(Entries supplied Opens)
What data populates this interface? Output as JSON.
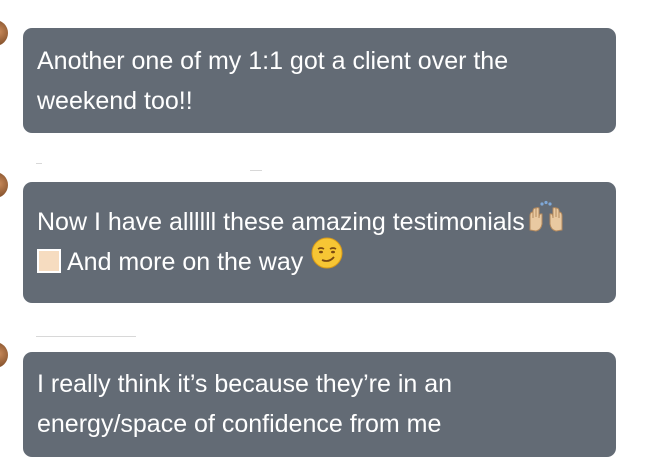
{
  "messages": [
    {
      "lines": [
        "Another one of my 1:1 got a client over the",
        "weekend too!!"
      ]
    },
    {
      "lines": [
        "Now I have allllll these amazing testimonials",
        "And more on the way"
      ],
      "emojis": [
        "raising-hands-icon",
        "skin-tone-square-icon",
        "smirking-face-icon"
      ]
    },
    {
      "lines": [
        "I really think it’s because they’re in an",
        "energy/space of confidence from me"
      ]
    }
  ],
  "colors": {
    "bubble": "#636b75",
    "text": "#ffffff",
    "background": "#ffffff"
  }
}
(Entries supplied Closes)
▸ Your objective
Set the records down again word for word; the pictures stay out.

▸ Solution to this problem
What data populates this interface? Output as JSON.
{
  "messages": [
    {
      "lines": [
        "Another one of my 1:1 got a client over the",
        "weekend too!!"
      ]
    },
    {
      "lines": [
        "Now I have allllll these amazing testimonials",
        "And more on the way"
      ],
      "emojis": [
        "raising-hands-icon",
        "skin-tone-square-icon",
        "smirking-face-icon"
      ]
    },
    {
      "lines": [
        "I really think it’s because they’re in an",
        "energy/space of confidence from me"
      ]
    }
  ],
  "colors": {
    "bubble": "#636b75",
    "text": "#ffffff",
    "background": "#ffffff"
  }
}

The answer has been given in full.